Data records:
..............................
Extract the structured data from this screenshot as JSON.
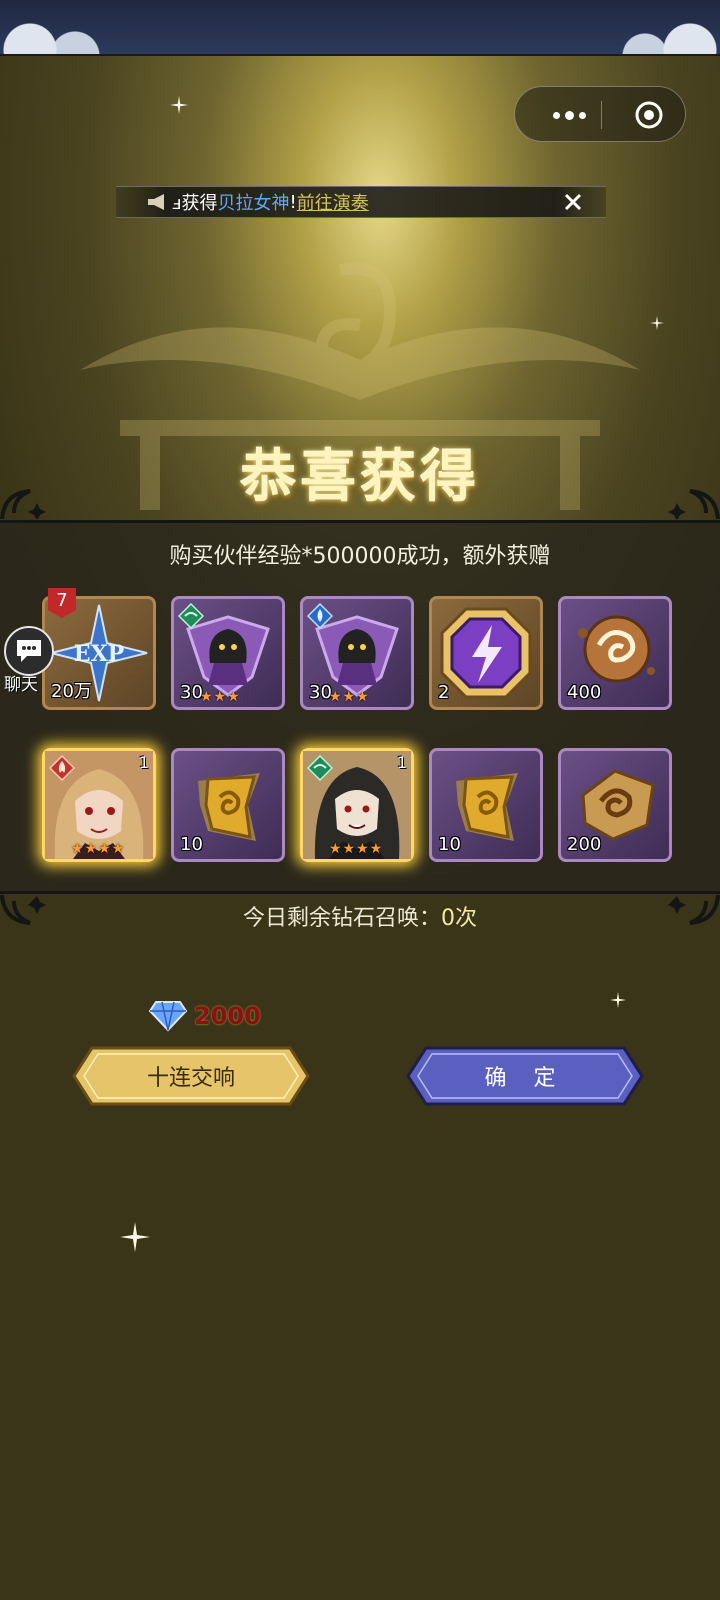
{
  "marquee": {
    "prefix": "ⅎ获得",
    "highlight": "贝拉女神",
    "bang": "!",
    "link": "前往演奏"
  },
  "title": "恭喜获得",
  "subtitle": "购买伙伴经验*500000成功，额外获赠",
  "red_flag_count": "7",
  "chat_label": "聊天",
  "rewards_row1": [
    {
      "icon": "exp-star-icon",
      "count": "20万",
      "stars": ""
    },
    {
      "icon": "hooded-hero-fragment-wind-icon",
      "count": "30",
      "stars": "★★★"
    },
    {
      "icon": "hooded-hero-fragment-water-icon",
      "count": "30",
      "stars": "★★★"
    },
    {
      "icon": "lightning-octagon-icon",
      "count": "2",
      "stars": ""
    },
    {
      "icon": "swirl-orb-icon",
      "count": "400",
      "stars": ""
    }
  ],
  "rewards_row2": [
    {
      "icon": "blonde-heroine-portrait",
      "count": "",
      "level": "1",
      "stars": "★★★★"
    },
    {
      "icon": "gold-rune-stone-icon",
      "count": "10",
      "stars": ""
    },
    {
      "icon": "dark-haired-hero-portrait",
      "count": "",
      "level": "1",
      "stars": "★★★★"
    },
    {
      "icon": "gold-rune-stone-icon",
      "count": "10",
      "stars": ""
    },
    {
      "icon": "spiral-ore-icon",
      "count": "200",
      "stars": ""
    }
  ],
  "summon": {
    "label": "今日剩余钻石召唤：",
    "value": "0次"
  },
  "cost": {
    "icon": "diamond-icon",
    "amount": "2000"
  },
  "buttons": {
    "ten_pull": "十连交响",
    "confirm": "确 定"
  },
  "colors": {
    "gold_accent": "#ffd86a",
    "link_blue": "#5fa8ff",
    "cost_red": "#8b1010",
    "confirm_button": "#5b5fc0"
  }
}
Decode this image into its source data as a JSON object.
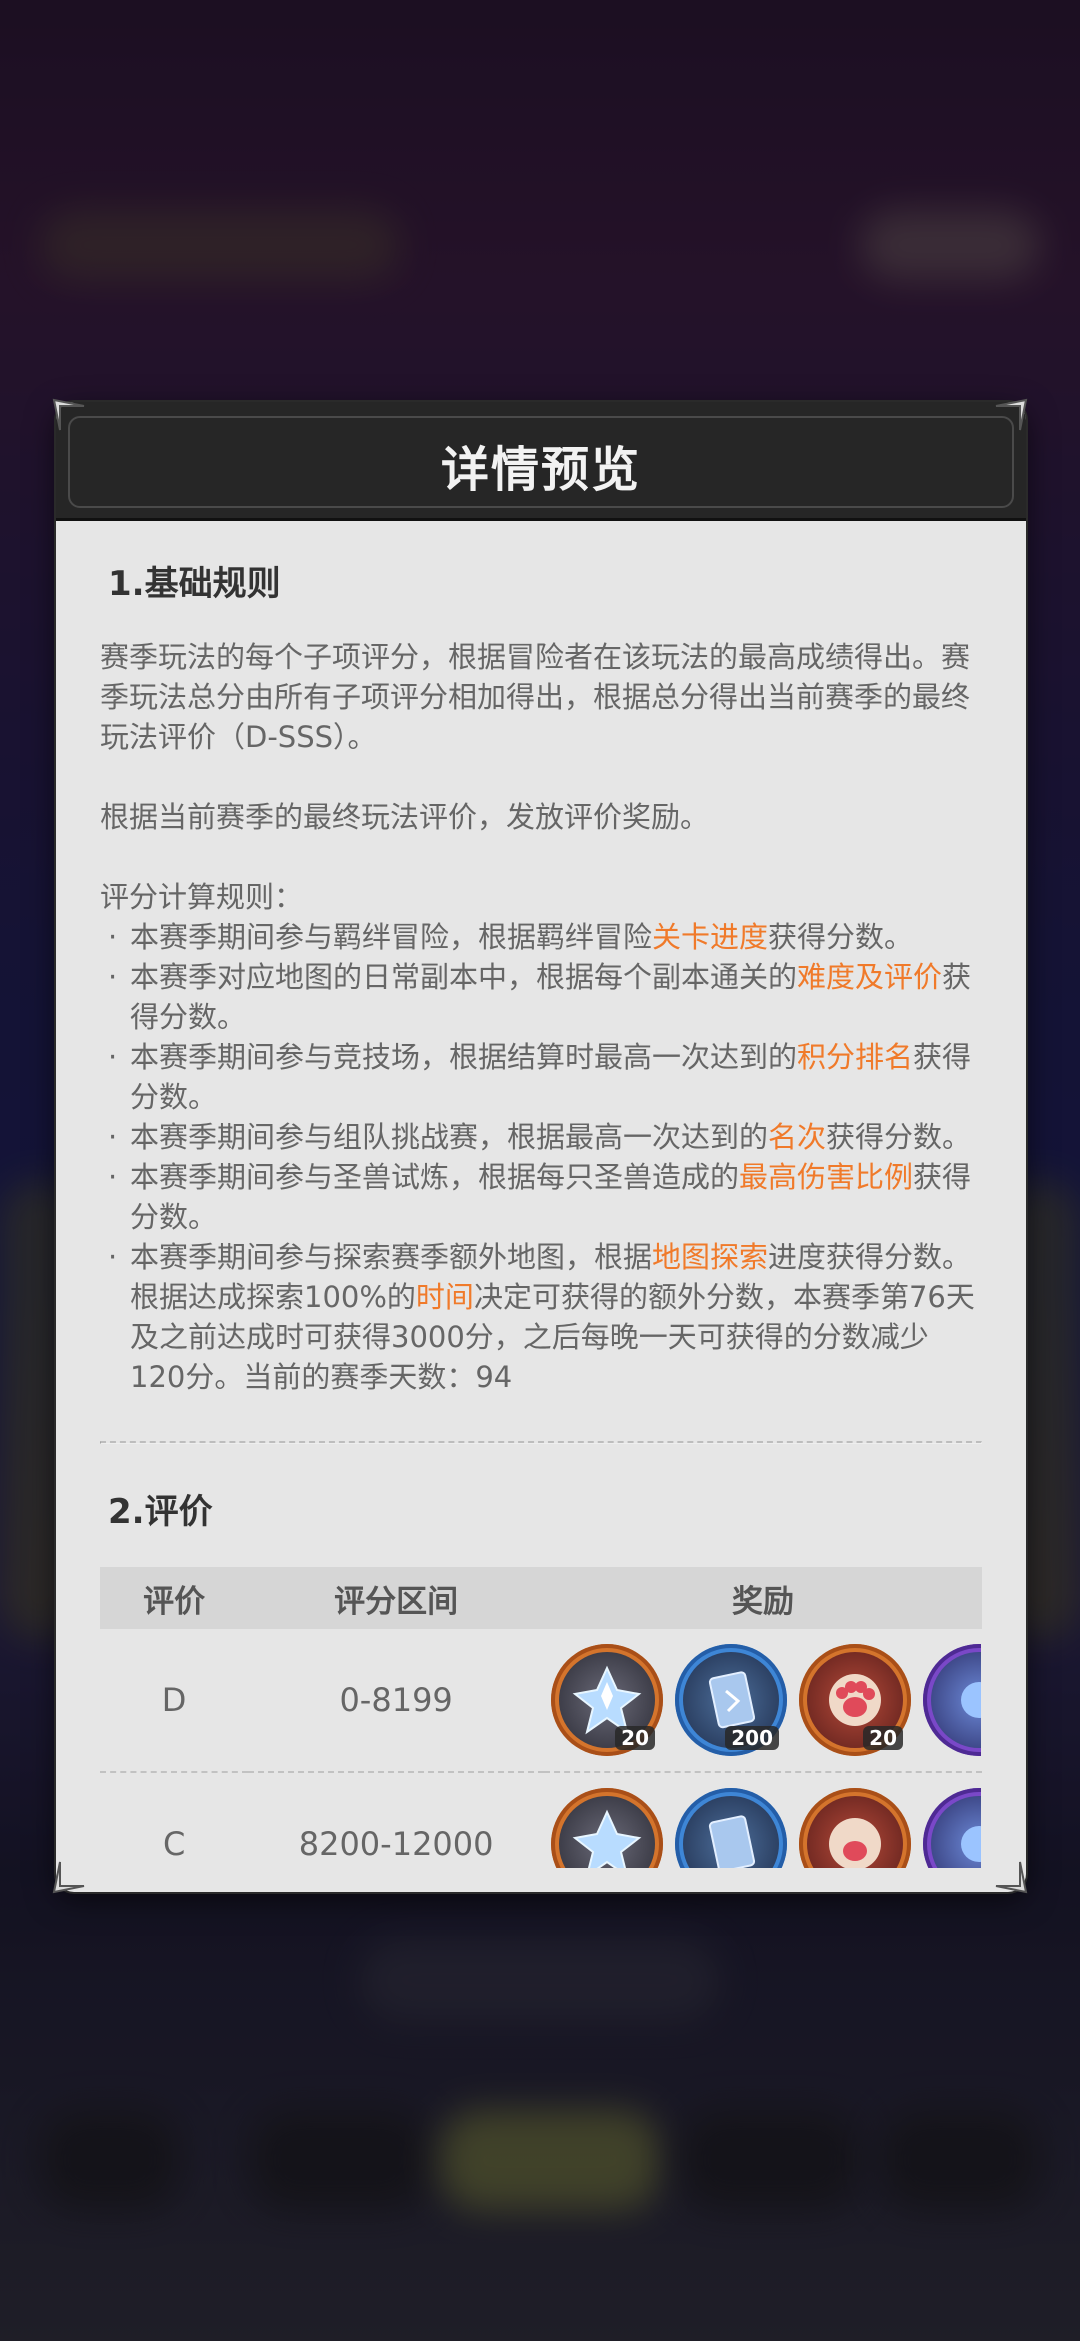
{
  "panel": {
    "title": "详情预览"
  },
  "section1": {
    "title": "1.基础规则",
    "intro": "赛季玩法的每个子项评分，根据冒险者在该玩法的最高成绩得出。赛季玩法总分由所有子项评分相加得出，根据总分得出当前赛季的最终玩法评价（D-SSS）。",
    "reward_note": "根据当前赛季的最终玩法评价，发放评价奖励。",
    "rules_heading": "评分计算规则：",
    "rules": [
      {
        "pre": "本赛季期间参与羁绊冒险，根据羁绊冒险",
        "hl": "关卡进度",
        "post": "获得分数。"
      },
      {
        "pre": "本赛季对应地图的日常副本中，根据每个副本通关的",
        "hl": "难度及评价",
        "post": "获得分数。"
      },
      {
        "pre": "本赛季期间参与竞技场，根据结算时最高一次达到的",
        "hl": "积分排名",
        "post": "获得分数。"
      },
      {
        "pre": "本赛季期间参与组队挑战赛，根据最高一次达到的",
        "hl": "名次",
        "post": "获得分数。"
      },
      {
        "pre": "本赛季期间参与圣兽试炼，根据每只圣兽造成的",
        "hl": "最高伤害比例",
        "post": "获得分数。"
      },
      {
        "pre": "本赛季期间参与探索赛季额外地图，根据",
        "hl": "地图探索",
        "mid": "进度获得分数。根据达成探索100%的",
        "hl2": "时间",
        "post": "决定可获得的额外分数，本赛季第76天及之前达成时可获得3000分，之后每晚一天可获得的分数减少120分。当前的赛季天数：94"
      }
    ]
  },
  "section2": {
    "title": "2.评价",
    "columns": [
      "评价",
      "评分区间",
      "奖励"
    ],
    "rows": [
      {
        "grade": "D",
        "range": "0-8199",
        "rewards": [
          {
            "icon": "crystal-icon",
            "qty": "20"
          },
          {
            "icon": "card-icon",
            "qty": "200"
          },
          {
            "icon": "paw-icon",
            "qty": "20"
          },
          {
            "icon": "orb-icon",
            "qty": ""
          }
        ]
      },
      {
        "grade": "C",
        "range": "8200-12000",
        "rewards": [
          {
            "icon": "crystal-icon",
            "qty": ""
          },
          {
            "icon": "card-icon",
            "qty": ""
          },
          {
            "icon": "paw-icon",
            "qty": ""
          },
          {
            "icon": "orb-icon",
            "qty": ""
          }
        ]
      }
    ]
  },
  "colors": {
    "highlight": "#f07a2a",
    "underline": "#cfe04a",
    "panel": "#e6e6e6",
    "header": "#262626"
  }
}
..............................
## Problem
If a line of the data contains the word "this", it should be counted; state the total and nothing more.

## Reply to the task
2